4. Permits a variable number of instances. The pattern makes it easy to change your mind and allow more than one instance of the Singleton class. Moreover, you can use the same approach to control the number of instances that the application uses. Only the operation that grants access to the Singleton instance needs to change.

I find this interesting to think about, if only because it appears to address some of the ‘what if you need more than one’ criticism. It’s almost as if GoF saw this coming, or at least are acknowledging the issue in some way.

Of course, they are right…if you have a Singleton it isn’t too hard to modify it to address this common criticism. Now at that point it will no longer be a Singleton of course, so this particular ‘consequence’ doesn’t justify the case for the Singleton either. After all, any code can be modified and refactored with varying effort – changed from one thing to another...so what are they really saying here - 'this has the same advantage that every other pattern has?'

On the other hand, you could argue that if you were to follow this path of multiple instances then you just lose one half of the intent. Unfortunately that half is the ‘single instance’ bit, which leaves the remainder as just a fancy way of getting at a global.

5. More flexible than class operations. Another way to package a singleton's functionality is to use class operations (that is, static member functions in C++ or class methods in Smalltalk). But both of these language techniques make it hard to change a design to allow more than one instance of a class. Moreover, static member functions in C++ are never virtual, so subclasses can't override them polymorphically.

The way I read this is one of acknowledging the alternatives to a Singleton class – getting to the same objectives by different means (i.e. not using ‘the pattern’). Again this is something that often comes up in these arguments against the Singleton. The text goes on to explain why a Singleton is a better alternative though. I do think there’s some truth and fair comment behind this ‘consequence’, but you can also say the same about the alternatives.

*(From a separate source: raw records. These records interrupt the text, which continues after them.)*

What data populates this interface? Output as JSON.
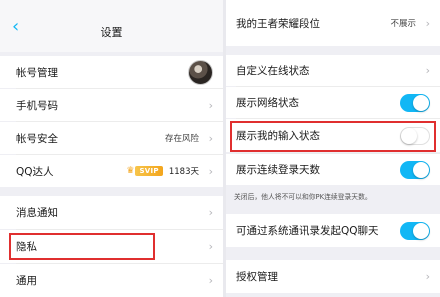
{
  "left": {
    "header": {
      "title": "设置"
    },
    "rows": {
      "account": {
        "label": "帐号管理"
      },
      "phone": {
        "label": "手机号码"
      },
      "security": {
        "label": "帐号安全",
        "value": "存在风险"
      },
      "qq_talent": {
        "label": "QQ达人",
        "badge": "SVIP",
        "value": "1183天"
      },
      "notifications": {
        "label": "消息通知"
      },
      "privacy": {
        "label": "隐私"
      },
      "general": {
        "label": "通用"
      }
    }
  },
  "right": {
    "rows": {
      "rank": {
        "label": "我的王者荣耀段位",
        "value": "不展示"
      },
      "custom_status": {
        "label": "自定义在线状态"
      },
      "network_status": {
        "label": "展示网络状态",
        "on": true
      },
      "typing_status": {
        "label": "展示我的输入状态",
        "on": false
      },
      "login_days": {
        "label": "展示连续登录天数",
        "on": true
      },
      "contacts_chat": {
        "label": "可通过系统通讯录发起QQ聊天",
        "on": true
      },
      "auth_mgmt": {
        "label": "授权管理"
      }
    },
    "hint": "关闭后，他人将不可以和你PK连续登录天数。"
  },
  "colors": {
    "accent": "#12b7f5",
    "highlight": "#e02f2f"
  },
  "icons": {
    "back": "chevron-left-icon",
    "row_arrow": "chevron-right-icon"
  }
}
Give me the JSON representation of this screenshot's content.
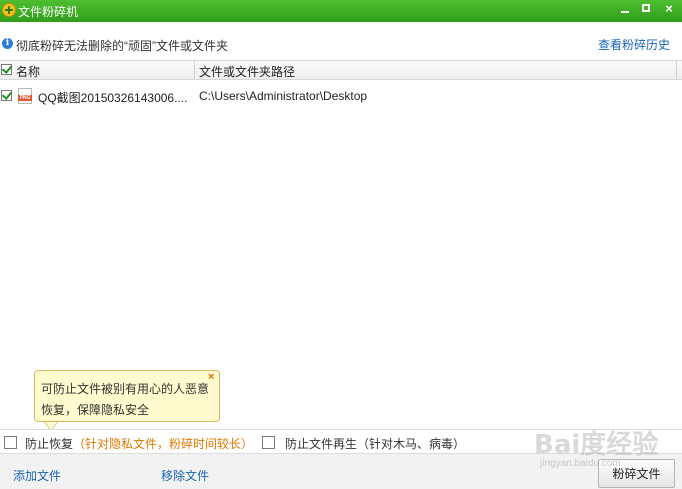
{
  "window": {
    "title": "文件粉碎机",
    "controls": {
      "minimize": "minimize-icon",
      "maximize": "maximize-icon",
      "close_label": "×"
    }
  },
  "info_bar": {
    "icon": "info-icon",
    "icon_glyph": "i",
    "text": "彻底粉碎无法删除的“顽固”文件或文件夹",
    "history_link": "查看粉碎历史"
  },
  "grid": {
    "columns": [
      "名称",
      "文件或文件夹路径"
    ],
    "header_checked": true,
    "rows": [
      {
        "checked": true,
        "icon": "png-file-icon",
        "name": "QQ截图20150326143006....",
        "path": "C:\\Users\\Administrator\\Desktop"
      }
    ]
  },
  "tooltip": {
    "line1": "可防止文件被别有用心的人恶意",
    "line2": "恢复，保障隐私安全",
    "close_glyph": "×",
    "background": "#fffbcf"
  },
  "options": {
    "prevent_recovery_label": "防止恢复",
    "prevent_recovery_note": "（针对隐私文件，粉碎时间较长）",
    "prevent_recovery_checked": false,
    "prevent_regen_label": "防止文件再生（针对木马、病毒）",
    "prevent_regen_checked": false
  },
  "footer": {
    "add_file": "添加文件",
    "remove_file": "移除文件",
    "shred_button": "粉碎文件"
  },
  "watermark": {
    "main": "Bai度经验",
    "sub": "jingyan.baidu.com"
  },
  "colors": {
    "titlebar": "#3aab24",
    "link": "#1a64b8",
    "note": "#e07a00"
  }
}
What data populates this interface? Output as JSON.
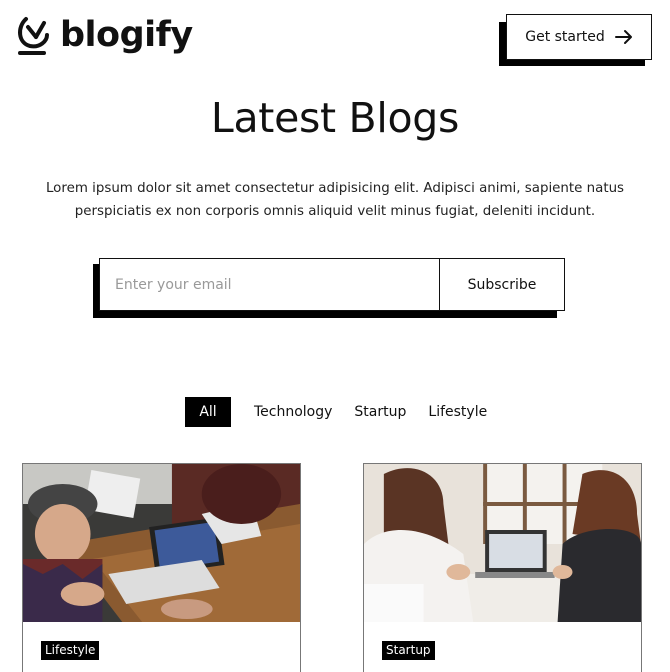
{
  "header": {
    "logo_text": "blogify",
    "logo_icon": "satellite-dish-icon",
    "cta_label": "Get started",
    "cta_icon": "arrow-right-icon"
  },
  "hero": {
    "title": "Latest Blogs",
    "intro": "Lorem ipsum dolor sit amet consectetur adipisicing elit. Adipisci animi, sapiente natus perspiciatis ex non corporis omnis aliquid velit minus fugiat, deleniti incidunt."
  },
  "subscribe": {
    "placeholder": "Enter your email",
    "value": "",
    "button_label": "Subscribe"
  },
  "filters": {
    "items": [
      "All",
      "Technology",
      "Startup",
      "Lifestyle"
    ],
    "active": "All"
  },
  "cards": [
    {
      "tag": "Lifestyle",
      "image": "meeting-with-laptops-photo"
    },
    {
      "tag": "Startup",
      "image": "two-women-at-laptop-photo"
    }
  ],
  "colors": {
    "accent": "#000000",
    "background": "#ffffff",
    "text": "#111111"
  }
}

I thought I would post some of the official text because quite a lot of people may have never read it and could be interested. If you have read it, you’ve likely forgot it or don’t care to remember too.

Note: I really should know better than to join in any discussion of this topic.